— Requirement —
From the first line to the last, restate the material word for word; pictures stay out.

— Task data —
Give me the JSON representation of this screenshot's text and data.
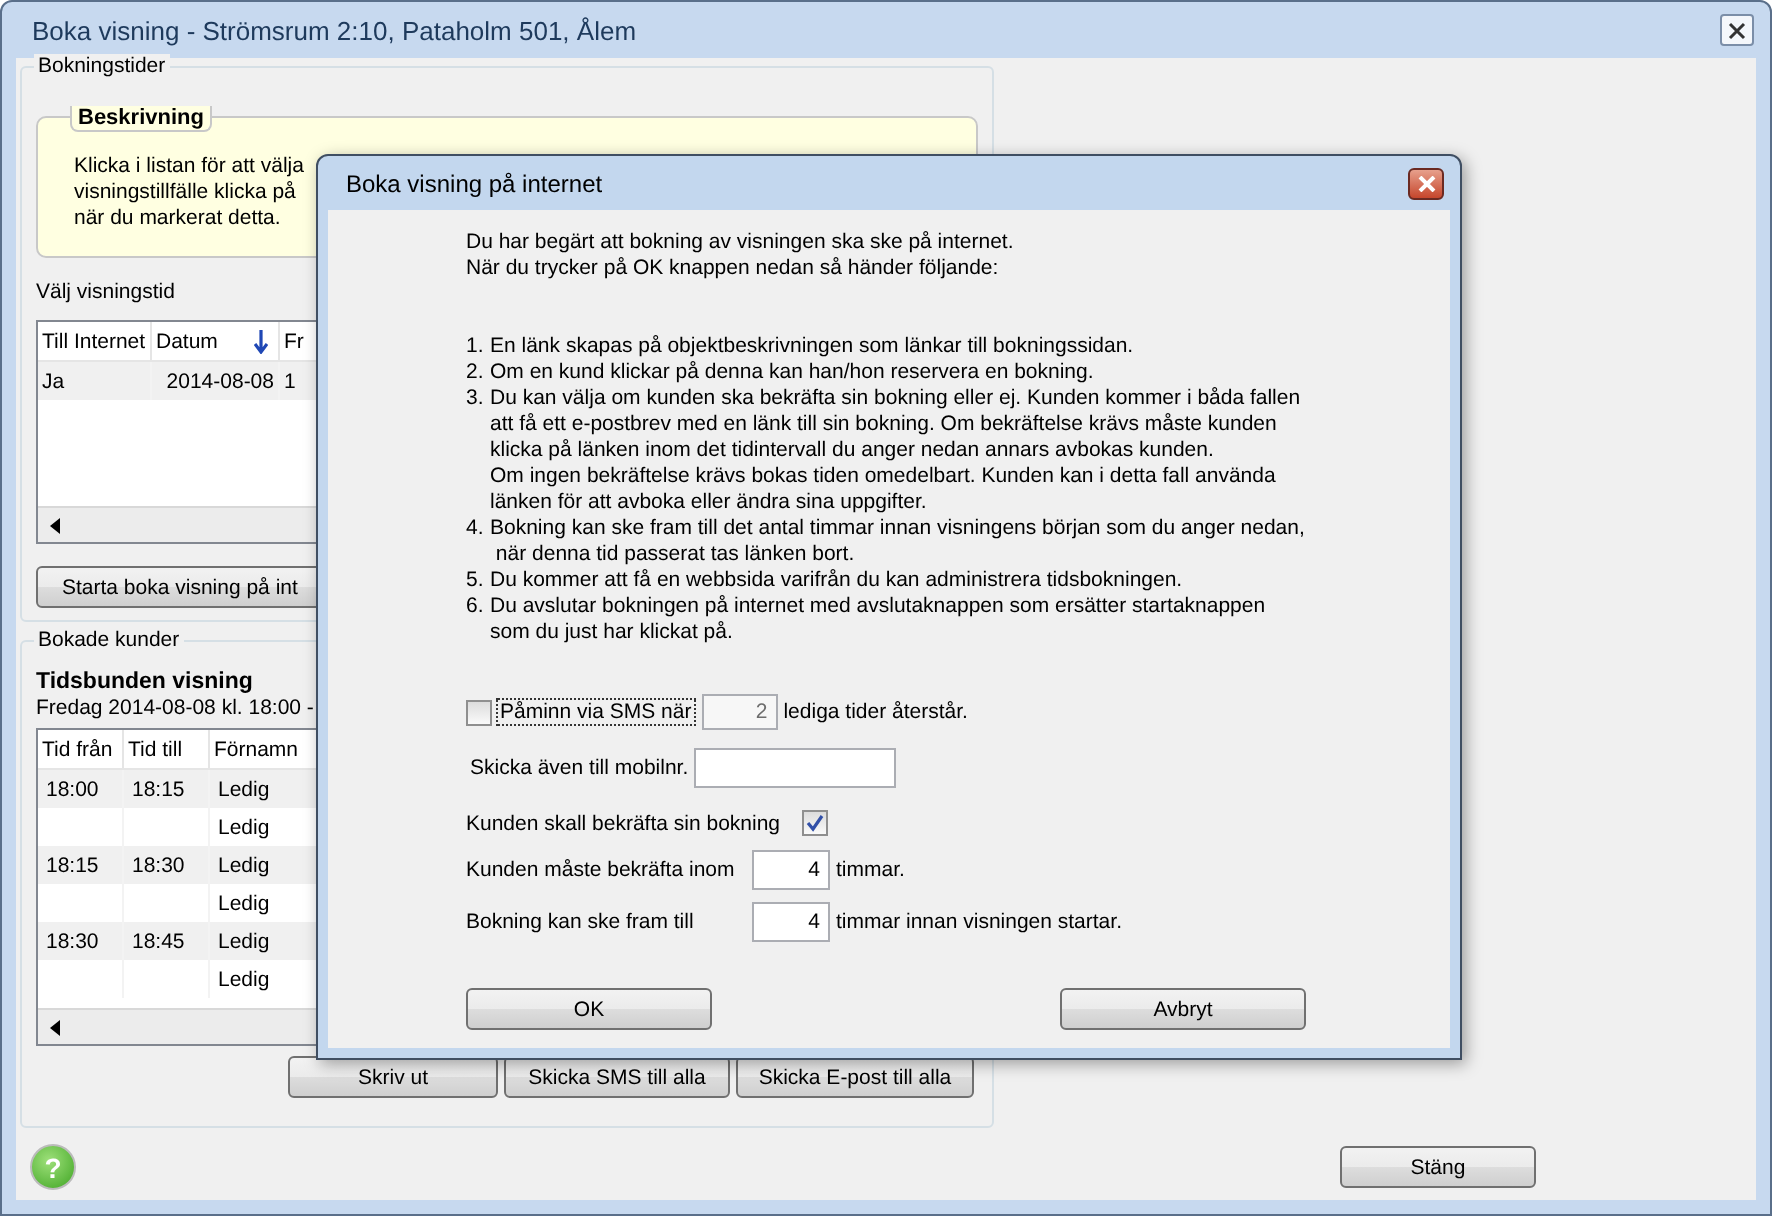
{
  "window": {
    "title": "Boka visning - Strömsrum 2:10, Pataholm 501, Ålem"
  },
  "booking_times": {
    "title": "Bokningstider",
    "description": {
      "title": "Beskrivning",
      "lines": [
        "Klicka i listan för att välja",
        "visningstillfälle klicka på",
        "när du markerat detta."
      ]
    },
    "list_label": "Välj visningstid",
    "table": {
      "columns": [
        {
          "label": "Till Internet"
        },
        {
          "label": "Datum",
          "sorted": true
        },
        {
          "label": "Fr"
        }
      ],
      "rows": [
        [
          "Ja",
          "2014-08-08",
          "1"
        ]
      ]
    },
    "start_button": "Starta boka visning på int"
  },
  "booked_customers": {
    "title": "Bokade kunder",
    "heading": "Tidsbunden visning",
    "subheading": "Fredag 2014-08-08 kl. 18:00 -",
    "table": {
      "columns": [
        "Tid från",
        "Tid till",
        "Förnamn"
      ],
      "rows": [
        [
          "18:00",
          "18:15",
          "Ledig"
        ],
        [
          "",
          "",
          "Ledig"
        ],
        [
          "18:15",
          "18:30",
          "Ledig"
        ],
        [
          "",
          "",
          "Ledig"
        ],
        [
          "18:30",
          "18:45",
          "Ledig"
        ],
        [
          "",
          "",
          "Ledig"
        ]
      ]
    },
    "buttons": [
      "Skriv ut",
      "Skicka SMS till alla",
      "Skicka E-post till alla"
    ]
  },
  "help_glyph": "?",
  "close_button": "Stäng",
  "dialog": {
    "title": "Boka visning på internet",
    "intro": [
      "Du har begärt att bokning av visningen ska ske på internet.",
      "När du trycker på OK knappen nedan så händer följande:"
    ],
    "steps": [
      {
        "number": "1.",
        "lines": [
          "En länk skapas på objektbeskrivningen som länkar till bokningssidan."
        ]
      },
      {
        "number": "2.",
        "lines": [
          "Om en kund klickar på denna kan han/hon reservera en bokning."
        ]
      },
      {
        "number": "3.",
        "lines": [
          "Du kan välja om kunden ska bekräfta sin bokning eller ej. Kunden kommer i båda fallen",
          "att få ett e-postbrev med en länk till sin bokning. Om bekräftelse krävs måste kunden",
          "klicka på länken inom det tidintervall du anger nedan annars avbokas kunden.",
          "Om ingen bekräftelse krävs bokas tiden omedelbart. Kunden kan i detta fall använda",
          "länken för att avboka eller ändra sina uppgifter."
        ]
      },
      {
        "number": "4.",
        "lines": [
          "Bokning kan ske fram till det antal timmar innan visningens början som du anger nedan,",
          " när denna tid passerat tas länken bort."
        ]
      },
      {
        "number": "5.",
        "lines": [
          "Du kommer att få en webbsida varifrån du kan administrera tidsbokningen."
        ]
      },
      {
        "number": "6.",
        "lines": [
          "Du avslutar bokningen på internet med avslutaknappen som ersätter startaknappen",
          "som du just har klickat på."
        ]
      }
    ],
    "sms_reminder": {
      "label": "Påminn via SMS när",
      "checked": false,
      "value": "2",
      "value_disabled": true,
      "suffix": "lediga tider återstår."
    },
    "mobile": {
      "label": "Skicka även till mobilnr."
    },
    "confirm": {
      "label": "Kunden skall bekräfta sin bokning",
      "checked": true
    },
    "confirm_within": {
      "label": "Kunden måste bekräfta inom",
      "value": "4",
      "suffix": "timmar."
    },
    "book_until": {
      "label": "Bokning kan ske fram till",
      "value": "4",
      "suffix": "timmar innan visningen startar."
    },
    "buttons": [
      "OK",
      "Avbryt"
    ]
  }
}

— Answer section —
Give me the JSON representation of this screenshot's text and data.
{
  "window": {
    "title": "Boka visning - Strömsrum 2:10, Pataholm 501, Ålem"
  },
  "booking_times": {
    "title": "Bokningstider",
    "description": {
      "title": "Beskrivning",
      "lines": [
        "Klicka i listan för att välja",
        "visningstillfälle klicka på",
        "när du markerat detta."
      ]
    },
    "list_label": "Välj visningstid",
    "table": {
      "columns": [
        {
          "label": "Till Internet"
        },
        {
          "label": "Datum",
          "sorted": true
        },
        {
          "label": "Fr"
        }
      ],
      "rows": [
        [
          "Ja",
          "2014-08-08",
          "1"
        ]
      ]
    },
    "start_button": "Starta boka visning på int"
  },
  "booked_customers": {
    "title": "Bokade kunder",
    "heading": "Tidsbunden visning",
    "subheading": "Fredag 2014-08-08 kl. 18:00 -",
    "table": {
      "columns": [
        "Tid från",
        "Tid till",
        "Förnamn"
      ],
      "rows": [
        [
          "18:00",
          "18:15",
          "Ledig"
        ],
        [
          "",
          "",
          "Ledig"
        ],
        [
          "18:15",
          "18:30",
          "Ledig"
        ],
        [
          "",
          "",
          "Ledig"
        ],
        [
          "18:30",
          "18:45",
          "Ledig"
        ],
        [
          "",
          "",
          "Ledig"
        ]
      ]
    },
    "buttons": [
      "Skriv ut",
      "Skicka SMS till alla",
      "Skicka E-post till alla"
    ]
  },
  "help_glyph": "?",
  "close_button": "Stäng",
  "dialog": {
    "title": "Boka visning på internet",
    "intro": [
      "Du har begärt att bokning av visningen ska ske på internet.",
      "När du trycker på OK knappen nedan så händer följande:"
    ],
    "steps": [
      {
        "number": "1.",
        "lines": [
          "En länk skapas på objektbeskrivningen som länkar till bokningssidan."
        ]
      },
      {
        "number": "2.",
        "lines": [
          "Om en kund klickar på denna kan han/hon reservera en bokning."
        ]
      },
      {
        "number": "3.",
        "lines": [
          "Du kan välja om kunden ska bekräfta sin bokning eller ej. Kunden kommer i båda fallen",
          "att få ett e-postbrev med en länk till sin bokning. Om bekräftelse krävs måste kunden",
          "klicka på länken inom det tidintervall du anger nedan annars avbokas kunden.",
          "Om ingen bekräftelse krävs bokas tiden omedelbart. Kunden kan i detta fall använda",
          "länken för att avboka eller ändra sina uppgifter."
        ]
      },
      {
        "number": "4.",
        "lines": [
          "Bokning kan ske fram till det antal timmar innan visningens början som du anger nedan,",
          " när denna tid passerat tas länken bort."
        ]
      },
      {
        "number": "5.",
        "lines": [
          "Du kommer att få en webbsida varifrån du kan administrera tidsbokningen."
        ]
      },
      {
        "number": "6.",
        "lines": [
          "Du avslutar bokningen på internet med avslutaknappen som ersätter startaknappen",
          "som du just har klickat på."
        ]
      }
    ],
    "sms_reminder": {
      "label": "Påminn via SMS när",
      "checked": false,
      "value": "2",
      "value_disabled": true,
      "suffix": "lediga tider återstår."
    },
    "mobile": {
      "label": "Skicka även till mobilnr."
    },
    "confirm": {
      "label": "Kunden skall bekräfta sin bokning",
      "checked": true
    },
    "confirm_within": {
      "label": "Kunden måste bekräfta inom",
      "value": "4",
      "suffix": "timmar."
    },
    "book_until": {
      "label": "Bokning kan ske fram till",
      "value": "4",
      "suffix": "timmar innan visningen startar."
    },
    "buttons": [
      "OK",
      "Avbryt"
    ]
  }
}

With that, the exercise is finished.